being buried near a saint or martyr, especially when it
happened, as in this case, that the tomb was within the
city. I am inclined to think, therefore, that these were
the graves of Christians.
When I first found this building and its interesting The Arch-!
.. . „ . . r bishop of
surroundings, I wished to have my discovery verified, it Smyrna,
possible, by the records of history, and I called upon the
Greek Archbishop of Smyrna, who had a good library of
ecclesiastical books, to consult him on the subject. He
obligingly took down the books of two historians, one
of whom tells us that St. Luke was hung at Patras,
the other that he died at Ephesus. I was content to

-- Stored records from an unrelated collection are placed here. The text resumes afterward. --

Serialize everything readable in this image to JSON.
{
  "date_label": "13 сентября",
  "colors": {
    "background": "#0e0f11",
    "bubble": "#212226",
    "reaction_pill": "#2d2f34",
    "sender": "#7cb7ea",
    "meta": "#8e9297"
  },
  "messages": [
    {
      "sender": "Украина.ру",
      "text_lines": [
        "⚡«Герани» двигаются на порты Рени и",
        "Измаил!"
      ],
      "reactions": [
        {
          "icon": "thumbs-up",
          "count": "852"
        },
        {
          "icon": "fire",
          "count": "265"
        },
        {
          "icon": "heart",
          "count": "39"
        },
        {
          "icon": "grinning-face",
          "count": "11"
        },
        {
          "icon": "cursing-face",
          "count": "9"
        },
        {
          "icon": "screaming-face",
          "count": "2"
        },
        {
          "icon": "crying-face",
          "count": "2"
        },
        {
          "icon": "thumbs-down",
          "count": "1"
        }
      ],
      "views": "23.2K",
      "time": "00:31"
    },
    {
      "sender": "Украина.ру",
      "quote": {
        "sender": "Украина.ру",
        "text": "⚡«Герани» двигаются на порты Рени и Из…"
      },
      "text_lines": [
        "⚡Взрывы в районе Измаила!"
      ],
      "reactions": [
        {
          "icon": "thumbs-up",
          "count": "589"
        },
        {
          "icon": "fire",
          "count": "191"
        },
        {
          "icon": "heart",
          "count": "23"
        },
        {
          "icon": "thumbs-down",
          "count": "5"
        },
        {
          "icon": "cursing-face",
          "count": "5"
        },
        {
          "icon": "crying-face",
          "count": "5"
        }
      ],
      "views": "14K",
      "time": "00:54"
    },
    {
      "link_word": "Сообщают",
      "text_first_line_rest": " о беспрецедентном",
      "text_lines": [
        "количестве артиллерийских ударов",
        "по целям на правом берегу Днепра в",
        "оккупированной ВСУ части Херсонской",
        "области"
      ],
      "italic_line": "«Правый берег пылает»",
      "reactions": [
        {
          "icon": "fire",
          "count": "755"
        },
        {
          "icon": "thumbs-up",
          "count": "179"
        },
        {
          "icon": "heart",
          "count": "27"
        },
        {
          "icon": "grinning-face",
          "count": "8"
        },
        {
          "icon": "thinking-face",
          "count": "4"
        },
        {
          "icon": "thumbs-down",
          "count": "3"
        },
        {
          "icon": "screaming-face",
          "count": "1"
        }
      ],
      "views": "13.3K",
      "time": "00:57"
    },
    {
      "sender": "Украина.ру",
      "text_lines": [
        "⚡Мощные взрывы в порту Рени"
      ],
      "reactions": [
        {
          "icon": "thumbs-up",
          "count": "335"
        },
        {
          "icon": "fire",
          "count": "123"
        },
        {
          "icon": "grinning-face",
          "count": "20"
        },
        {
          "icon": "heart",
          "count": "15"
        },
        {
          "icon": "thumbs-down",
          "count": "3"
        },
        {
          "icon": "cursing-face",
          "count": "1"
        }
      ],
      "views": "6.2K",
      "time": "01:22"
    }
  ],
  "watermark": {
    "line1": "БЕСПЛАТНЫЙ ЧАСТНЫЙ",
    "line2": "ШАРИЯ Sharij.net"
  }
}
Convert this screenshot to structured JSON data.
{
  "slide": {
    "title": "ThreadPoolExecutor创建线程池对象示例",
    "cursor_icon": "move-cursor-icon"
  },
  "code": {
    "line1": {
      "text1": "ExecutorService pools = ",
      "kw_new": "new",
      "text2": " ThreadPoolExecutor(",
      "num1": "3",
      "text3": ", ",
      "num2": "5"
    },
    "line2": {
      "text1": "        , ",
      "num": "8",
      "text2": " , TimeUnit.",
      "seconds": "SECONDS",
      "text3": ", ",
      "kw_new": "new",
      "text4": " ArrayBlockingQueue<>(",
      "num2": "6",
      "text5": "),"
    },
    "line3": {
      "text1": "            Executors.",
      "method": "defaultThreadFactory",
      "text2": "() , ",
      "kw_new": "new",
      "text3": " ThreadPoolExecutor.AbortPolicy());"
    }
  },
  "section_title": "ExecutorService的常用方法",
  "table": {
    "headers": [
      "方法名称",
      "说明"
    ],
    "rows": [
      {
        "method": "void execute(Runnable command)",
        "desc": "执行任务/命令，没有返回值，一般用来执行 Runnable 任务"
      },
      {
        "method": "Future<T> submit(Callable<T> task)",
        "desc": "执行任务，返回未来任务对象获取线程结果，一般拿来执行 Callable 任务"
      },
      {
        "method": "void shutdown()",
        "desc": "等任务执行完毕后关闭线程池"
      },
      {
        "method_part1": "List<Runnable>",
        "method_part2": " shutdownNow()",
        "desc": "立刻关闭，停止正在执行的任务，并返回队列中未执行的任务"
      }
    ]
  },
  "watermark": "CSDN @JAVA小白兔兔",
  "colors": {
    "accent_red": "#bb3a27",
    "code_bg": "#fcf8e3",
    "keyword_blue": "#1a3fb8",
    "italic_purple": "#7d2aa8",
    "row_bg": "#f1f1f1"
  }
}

think, with the Archbishop, that the latter historian was
much the more trustworthy of the two.
While I proceeded with my exploration of the Odeum,
I did not neglect to open ground against several of the
public buildings which surrounded the adjacent Forum.
I found in this manner a large circular Roman building
directly opposite the Odeum. This was probably a
mausoleum. I did not succeed in finding any inscription
here, as it was only partly explored, nor did I succeed in
working my way inside the building, although I after-
wards tried hard to do so during two hot clays in the
month of July, with the assistance of an English workman, |
nicknamed ' Scandalous Jack.' We worked from the top, j
through six feet of solid masonry, without any change j
of sound to show that we were approaching the interior.
Another building near this we explored to a greater!Wool
extent, being encouraged to do so by the discovery of a
fine Roman head of heroic size, together with several